> What the task asks: In your copy, include no images and return each entry exactly as written.

Dataset entries:
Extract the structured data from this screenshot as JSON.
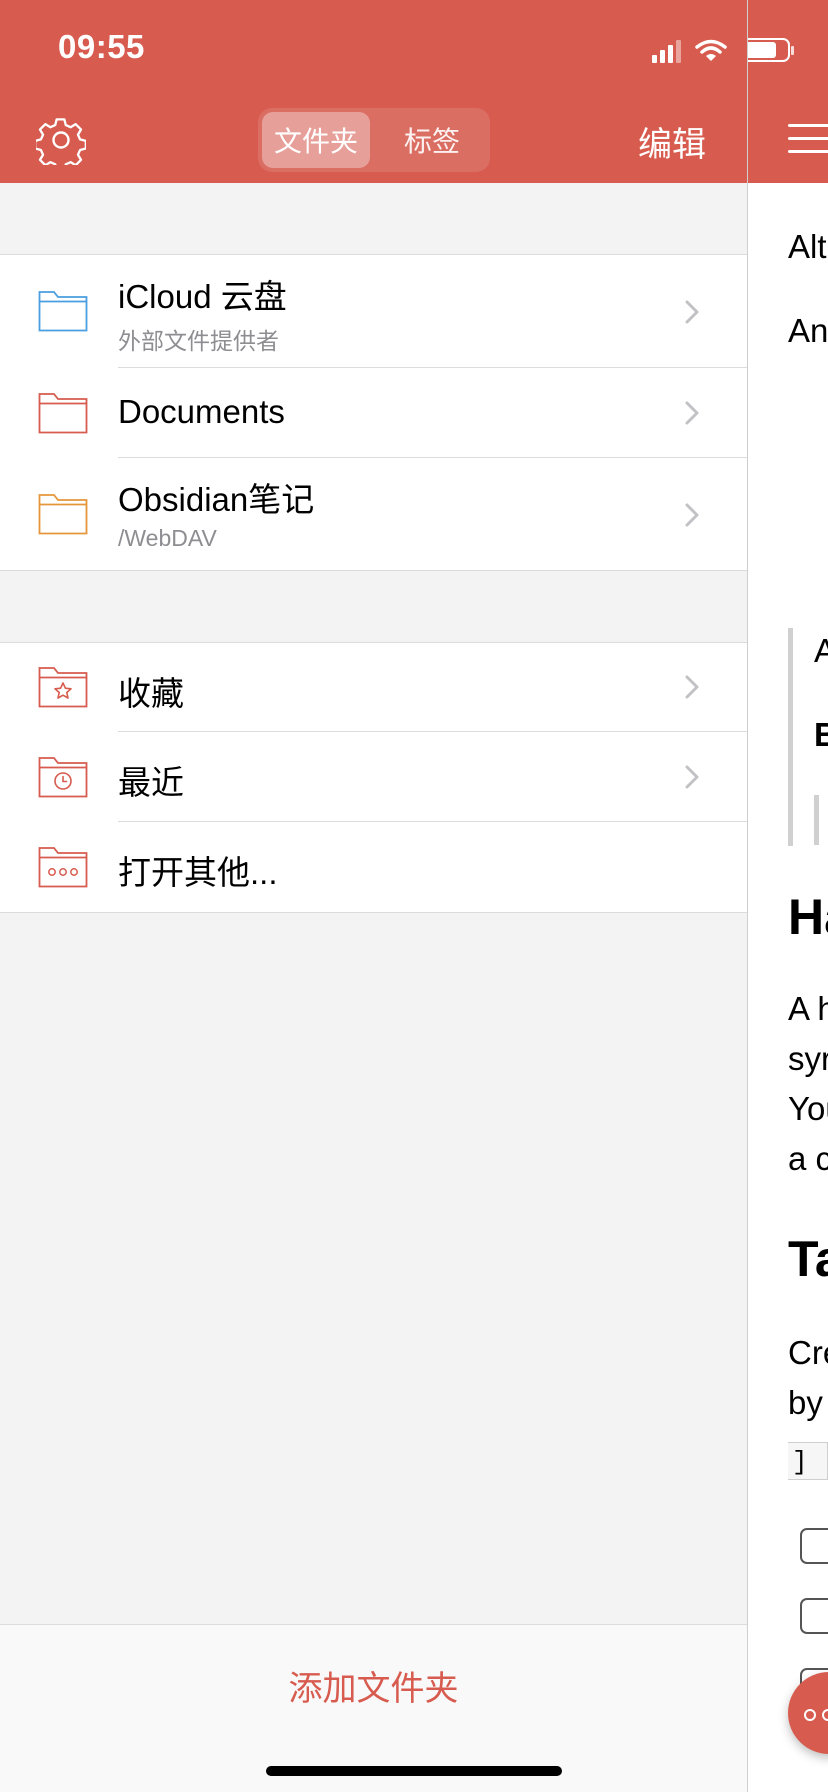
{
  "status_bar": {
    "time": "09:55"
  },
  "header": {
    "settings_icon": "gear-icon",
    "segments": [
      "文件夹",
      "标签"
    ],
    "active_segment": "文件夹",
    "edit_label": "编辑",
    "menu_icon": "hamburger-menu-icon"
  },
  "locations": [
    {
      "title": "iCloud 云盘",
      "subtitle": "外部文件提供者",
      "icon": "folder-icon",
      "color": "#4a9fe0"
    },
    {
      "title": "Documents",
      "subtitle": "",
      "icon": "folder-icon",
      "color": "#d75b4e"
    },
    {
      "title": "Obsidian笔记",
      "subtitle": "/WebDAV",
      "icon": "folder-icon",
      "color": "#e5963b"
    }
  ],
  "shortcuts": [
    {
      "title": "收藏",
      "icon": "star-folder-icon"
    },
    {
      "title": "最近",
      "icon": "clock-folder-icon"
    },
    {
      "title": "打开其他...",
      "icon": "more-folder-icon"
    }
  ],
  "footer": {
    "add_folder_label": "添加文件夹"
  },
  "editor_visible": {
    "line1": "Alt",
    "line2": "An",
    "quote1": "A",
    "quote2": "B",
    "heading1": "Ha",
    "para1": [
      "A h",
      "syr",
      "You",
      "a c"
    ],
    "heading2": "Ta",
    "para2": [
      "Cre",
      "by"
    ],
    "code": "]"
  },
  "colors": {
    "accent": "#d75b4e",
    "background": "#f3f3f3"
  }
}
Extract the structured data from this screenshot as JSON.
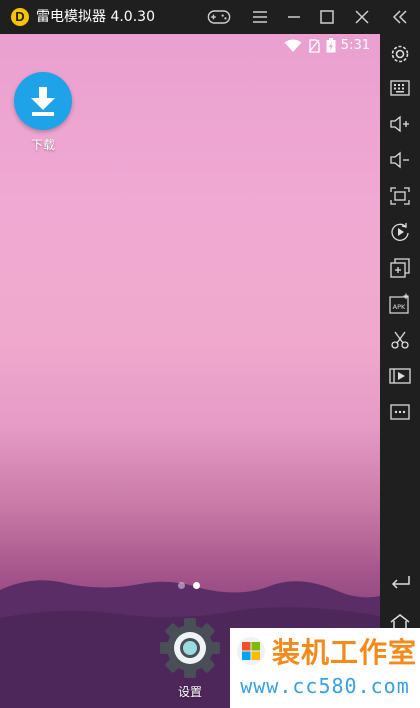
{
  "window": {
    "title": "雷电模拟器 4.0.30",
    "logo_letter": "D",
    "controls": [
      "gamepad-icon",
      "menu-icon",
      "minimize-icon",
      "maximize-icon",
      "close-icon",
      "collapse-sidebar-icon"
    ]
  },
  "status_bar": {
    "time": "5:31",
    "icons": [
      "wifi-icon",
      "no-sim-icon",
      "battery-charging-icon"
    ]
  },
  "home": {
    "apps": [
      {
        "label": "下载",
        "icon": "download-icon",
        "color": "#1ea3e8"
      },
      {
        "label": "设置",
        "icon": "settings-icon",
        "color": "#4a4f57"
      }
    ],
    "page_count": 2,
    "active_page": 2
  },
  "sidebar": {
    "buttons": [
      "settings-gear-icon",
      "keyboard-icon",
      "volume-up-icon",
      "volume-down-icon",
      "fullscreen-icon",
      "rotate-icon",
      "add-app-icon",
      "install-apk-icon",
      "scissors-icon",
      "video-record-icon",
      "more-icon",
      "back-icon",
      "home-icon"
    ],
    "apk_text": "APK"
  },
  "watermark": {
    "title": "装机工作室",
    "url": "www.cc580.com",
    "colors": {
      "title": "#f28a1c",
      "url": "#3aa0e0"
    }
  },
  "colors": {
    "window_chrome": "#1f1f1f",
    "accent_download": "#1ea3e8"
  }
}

> Answer box:
Extract the structured data from this screenshot as JSON.
{
  "status_bar": {
    "time": "09:55"
  },
  "header": {
    "settings_icon": "gear-icon",
    "segments": [
      "文件夹",
      "标签"
    ],
    "active_segment": "文件夹",
    "edit_label": "编辑",
    "menu_icon": "hamburger-menu-icon"
  },
  "locations": [
    {
      "title": "iCloud 云盘",
      "subtitle": "外部文件提供者",
      "icon": "folder-icon",
      "color": "#4a9fe0"
    },
    {
      "title": "Documents",
      "subtitle": "",
      "icon": "folder-icon",
      "color": "#d75b4e"
    },
    {
      "title": "Obsidian笔记",
      "subtitle": "/WebDAV",
      "icon": "folder-icon",
      "color": "#e5963b"
    }
  ],
  "shortcuts": [
    {
      "title": "收藏",
      "icon": "star-folder-icon"
    },
    {
      "title": "最近",
      "icon": "clock-folder-icon"
    },
    {
      "title": "打开其他...",
      "icon": "more-folder-icon"
    }
  ],
  "footer": {
    "add_folder_label": "添加文件夹"
  },
  "editor_visible": {
    "line1": "Alt",
    "line2": "An",
    "quote1": "A",
    "quote2": "B",
    "heading1": "Ha",
    "para1": [
      "A h",
      "syr",
      "You",
      "a c"
    ],
    "heading2": "Ta",
    "para2": [
      "Cre",
      "by"
    ],
    "code": "]"
  },
  "colors": {
    "accent": "#d75b4e",
    "background": "#f3f3f3"
  }
}
Extract the structured data from this screenshot as JSON.
{
  "window": {
    "title": "雷电模拟器 4.0.30",
    "logo_letter": "D",
    "controls": [
      "gamepad-icon",
      "menu-icon",
      "minimize-icon",
      "maximize-icon",
      "close-icon",
      "collapse-sidebar-icon"
    ]
  },
  "status_bar": {
    "time": "5:31",
    "icons": [
      "wifi-icon",
      "no-sim-icon",
      "battery-charging-icon"
    ]
  },
  "home": {
    "apps": [
      {
        "label": "下载",
        "icon": "download-icon",
        "color": "#1ea3e8"
      },
      {
        "label": "设置",
        "icon": "settings-icon",
        "color": "#4a4f57"
      }
    ],
    "page_count": 2,
    "active_page": 2
  },
  "sidebar": {
    "buttons": [
      "settings-gear-icon",
      "keyboard-icon",
      "volume-up-icon",
      "volume-down-icon",
      "fullscreen-icon",
      "rotate-icon",
      "add-app-icon",
      "install-apk-icon",
      "scissors-icon",
      "video-record-icon",
      "more-icon",
      "back-icon",
      "home-icon"
    ],
    "apk_text": "APK"
  },
  "watermark": {
    "title": "装机工作室",
    "url": "www.cc580.com",
    "colors": {
      "title": "#f28a1c",
      "url": "#3aa0e0"
    }
  },
  "colors": {
    "window_chrome": "#1f1f1f",
    "accent_download": "#1ea3e8"
  }
}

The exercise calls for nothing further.